# find the minimum of f(x) within the interval [-1, 1]
ans = optimize(f, interval = c(-1,1))

# optimize returns a list of 2 values:
# "minimum" is the x value where the minimum occurs
# and "objective" is the y value, i.e. f(minimum)
x_min = ans$minimum y_min = ans$objective

# plot f(x)
x = seq(-1, 1, length.out = 100) # generates 100 numbers between -1 and 1
plot(x, f(x), type = 'l')

# plot the minimum point
points(x_min, y_min, pch = 15)

# annotation
text(x = x_min, y = y_min, labels = 'Minimum',
pos = 3, col = 'blue')

Output:

## Finding the maximum of: $$f(x) = x^5-5x^4+5x^2-x+1$$

f = function(x) {
x^5 - 5*x^4 + 5*x^2 - x + 1
}

# find the maximum of f(x) within the interval [-1, 1]
ans = optimize(f, interval = c(-1,1), maximum = TRUE)

# extract the coordinates of the maximum
x_max = ans$maximum y_max = ans$objective

# plot f(x)
x = seq(-1, 1, length.out = 100)
plot(x, f(x), type = 'l')

# plot the maximum
points(x_max, y_max, pch = 15)
text(x = x_max, y = y_max, labels = 'Maximum',
pos = 4, col = 'blue')

Output:

## Finding the maximum of: $$f(x) = cos x$$

f = function(x) {
cos(x)
}

# find the maximum of f(x) within the interval [-10, 10]
ans = optimize(f, interval = c(-10,10), maximum = TRUE)

# extract the coordinates of the maximum
x_max = ans$maximum y_max = ans$objective

# plot f(x)
x = seq(-10, 10, length.out = 100)
plot(x, f(x), type = 'l')

# plot the maximum
points(x_max, y_max, pch = 15)
text(x = x_max, y = y_max, labels = 'Maximum',
pos = 4, col = 'blue')

Output:

So why did optimize chose this particular point as maximum?

To investigate at which x values the function is being evaluated, you can use a print statement inside f(x):

f = function(x) {
print(x) # prints the value of x whenever f(x) is called
cos(x)
}
optimize(f, interval = c(-10, 10), maximum = TRUE)

Output:

 -2.36068
 2.36068
 5.27864
 7.082039
 6.804159
 6.2776
 6.25876
 6.283509
 6.283185
 6.283145
 6.283226
 6.283185
$maximum  6.283185$objective
 1

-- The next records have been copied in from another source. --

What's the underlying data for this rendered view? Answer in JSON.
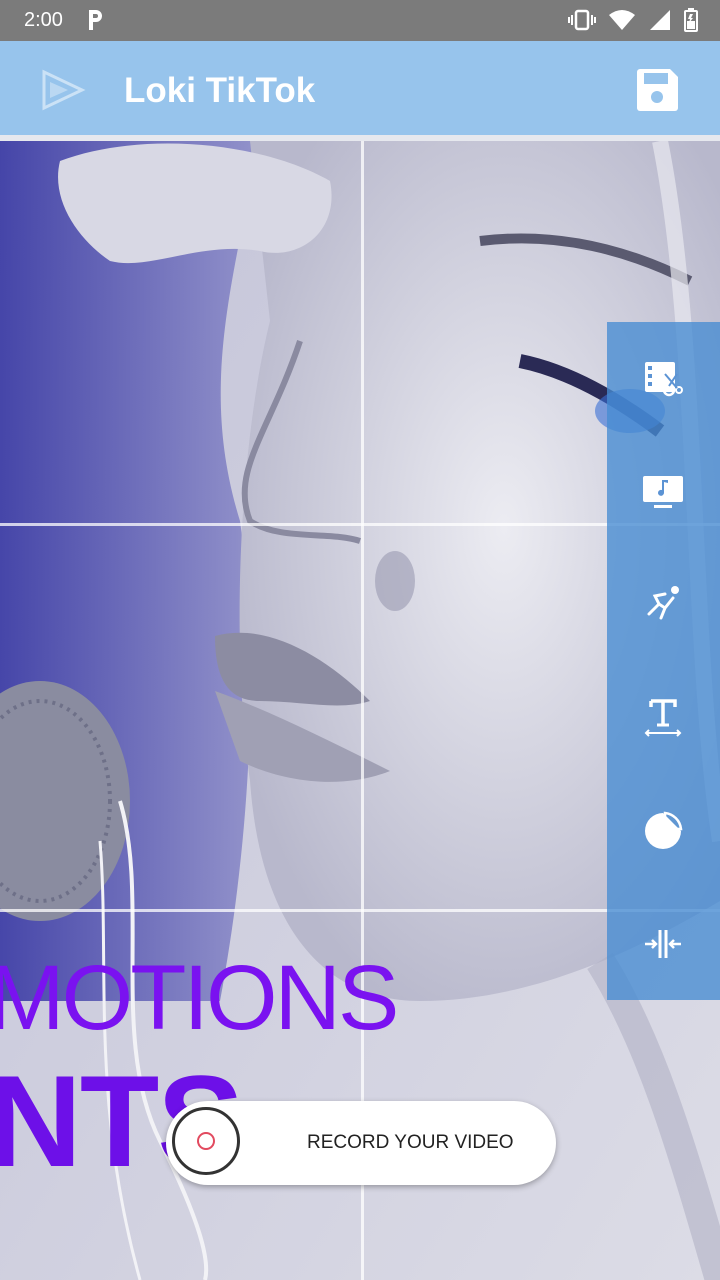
{
  "status_bar": {
    "time": "2:00",
    "icons": [
      "parking-icon",
      "vibrate-icon",
      "wifi-icon",
      "signal-icon",
      "battery-icon"
    ]
  },
  "app_bar": {
    "title": "Loki TikTok",
    "logo_icon": "app-logo-icon",
    "save_icon": "save-icon"
  },
  "canvas": {
    "overlay_line1": "MOTIONS",
    "overlay_line2": "NTS",
    "overlay_color": "#7a12f0"
  },
  "tools": [
    {
      "name": "trim-video-icon"
    },
    {
      "name": "music-icon"
    },
    {
      "name": "speed-icon"
    },
    {
      "name": "text-icon"
    },
    {
      "name": "sticker-icon"
    },
    {
      "name": "split-icon"
    }
  ],
  "record": {
    "label": "RECORD YOUR VIDEO"
  },
  "colors": {
    "app_bar": "#97c4ec",
    "status_bar": "#7b7b7b",
    "toolbar": "#468cd2",
    "record_dot": "#e24a5f"
  }
}
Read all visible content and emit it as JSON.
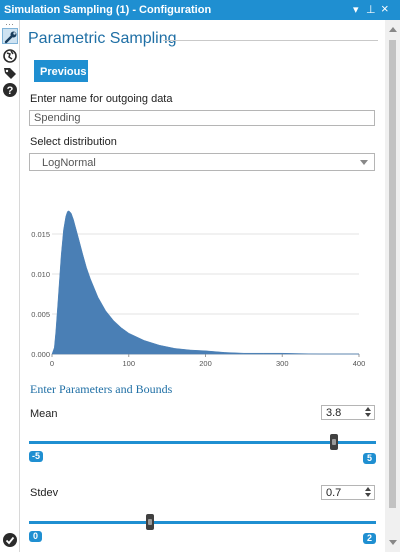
{
  "window": {
    "title": "Simulation Sampling (1) - Configuration",
    "controls": {
      "menu": "▾",
      "pin": "⊥",
      "close": "×"
    }
  },
  "toolstrip": {
    "items": [
      {
        "name": "wrench-icon",
        "selected": true
      },
      {
        "name": "globe-icon",
        "selected": false
      },
      {
        "name": "tag-icon",
        "selected": false
      },
      {
        "name": "help-icon",
        "selected": false
      }
    ],
    "bottom": "checkmark-icon"
  },
  "panel": {
    "heading": "Parametric Sampling",
    "previous_label": "Previous",
    "outgoing_label": "Enter name for outgoing data",
    "outgoing_value": "Spending",
    "distribution_label": "Select distribution",
    "distribution_value": "LogNormal"
  },
  "chart_data": {
    "type": "area",
    "title": "",
    "xlabel": "",
    "ylabel": "",
    "xlim": [
      0,
      400
    ],
    "ylim": [
      0,
      0.02
    ],
    "x_ticks": [
      "0",
      "100",
      "200",
      "300",
      "400"
    ],
    "y_ticks": [
      "0.000",
      "0.005",
      "0.010",
      "0.015"
    ],
    "grid": "horizontal",
    "legend": "none",
    "color": "#4a7fb5",
    "x": [
      0,
      3,
      5,
      8,
      10,
      12,
      15,
      18,
      20,
      22,
      25,
      28,
      30,
      35,
      40,
      45,
      50,
      60,
      70,
      80,
      90,
      100,
      120,
      140,
      160,
      180,
      200,
      225,
      250,
      275,
      300,
      350,
      400
    ],
    "y": [
      0.0,
      0.0008,
      0.0028,
      0.0068,
      0.0097,
      0.0124,
      0.0155,
      0.0172,
      0.0178,
      0.0179,
      0.0176,
      0.0168,
      0.0161,
      0.0143,
      0.0125,
      0.0108,
      0.0094,
      0.0071,
      0.0054,
      0.0042,
      0.0033,
      0.0026,
      0.0017,
      0.0011,
      0.0007,
      0.0005,
      0.0004,
      0.0002,
      0.0001,
      0.0001,
      0.0001,
      0.0,
      0.0
    ]
  },
  "params": {
    "heading": "Enter Parameters and Bounds",
    "mean": {
      "label": "Mean",
      "value": "3.8",
      "min": "-5",
      "max": "5",
      "level": 3.8
    },
    "stdev": {
      "label": "Stdev",
      "value": "0.7",
      "min": "0",
      "max": "2",
      "level": 0.7
    }
  },
  "accent_color": "#1f8fd1"
}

Next, let’s plot these points to see what’s happening:

xs = c(-2.36068,
2.36068,
5.27864,
7.082039,
6.804159,
6.2776,
6.25876,
6.283509,
6.283185,
6.283145,
6.283226,
6.283185)

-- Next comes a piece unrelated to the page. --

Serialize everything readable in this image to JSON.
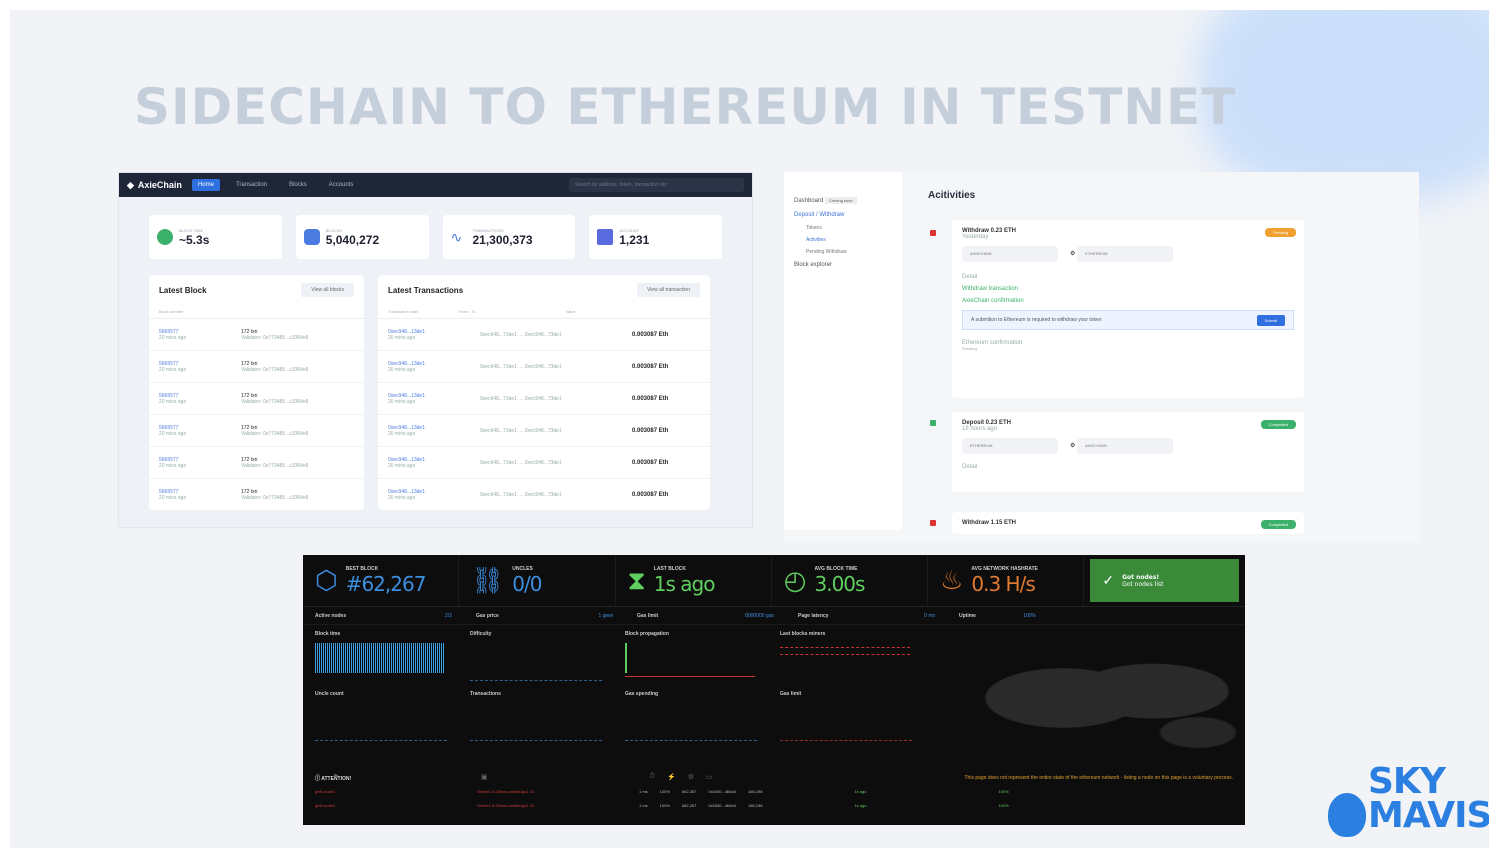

plot(x, cos(x), type = 'l')
points(xs, cos(xs), col = 'red', pch = 15)
text(x = xs, y = cos(xs), labels = c(1:5, '6-12', rep('', 6)),
pos = 4, col = 'red')

Output:

This plot shows that optimize did not detect a change in the y value between points 1 and 2, and perhaps thought that the function was constant between these 2 points and missed the peak at x = 0.

Note: I tried changing the interval from [-10, 10] to [-7, 10], and optimize had no problem detecting a maximum at (0, 1).

## Finding the minimum of $$f(x) = 3$$

f = function(x) {
3
}

# find the minimum of f(x) within the interval [-1, 1]
ans = optimize(f, interval = c(-1,1))

x_min = ans$minimum y_min = ans$objective

# create empty plot
plot(1, type = "n", xlab = "x", ylab = "f(x)",
xlim = c(-1.1, 1.1), ylim = c(0, 5))

# plot f(x)
abline(h = 3)

# plot the minimum point on f(x)
points(x_min, y_min, pch = 15)
text(x = x_min, y = y_min, labels = 'Minimum',
pos = 3, col = 'blue')

Output:

Even though $$f(x) = 3$$ is constant, optimize managed to find a minimum at x = 1!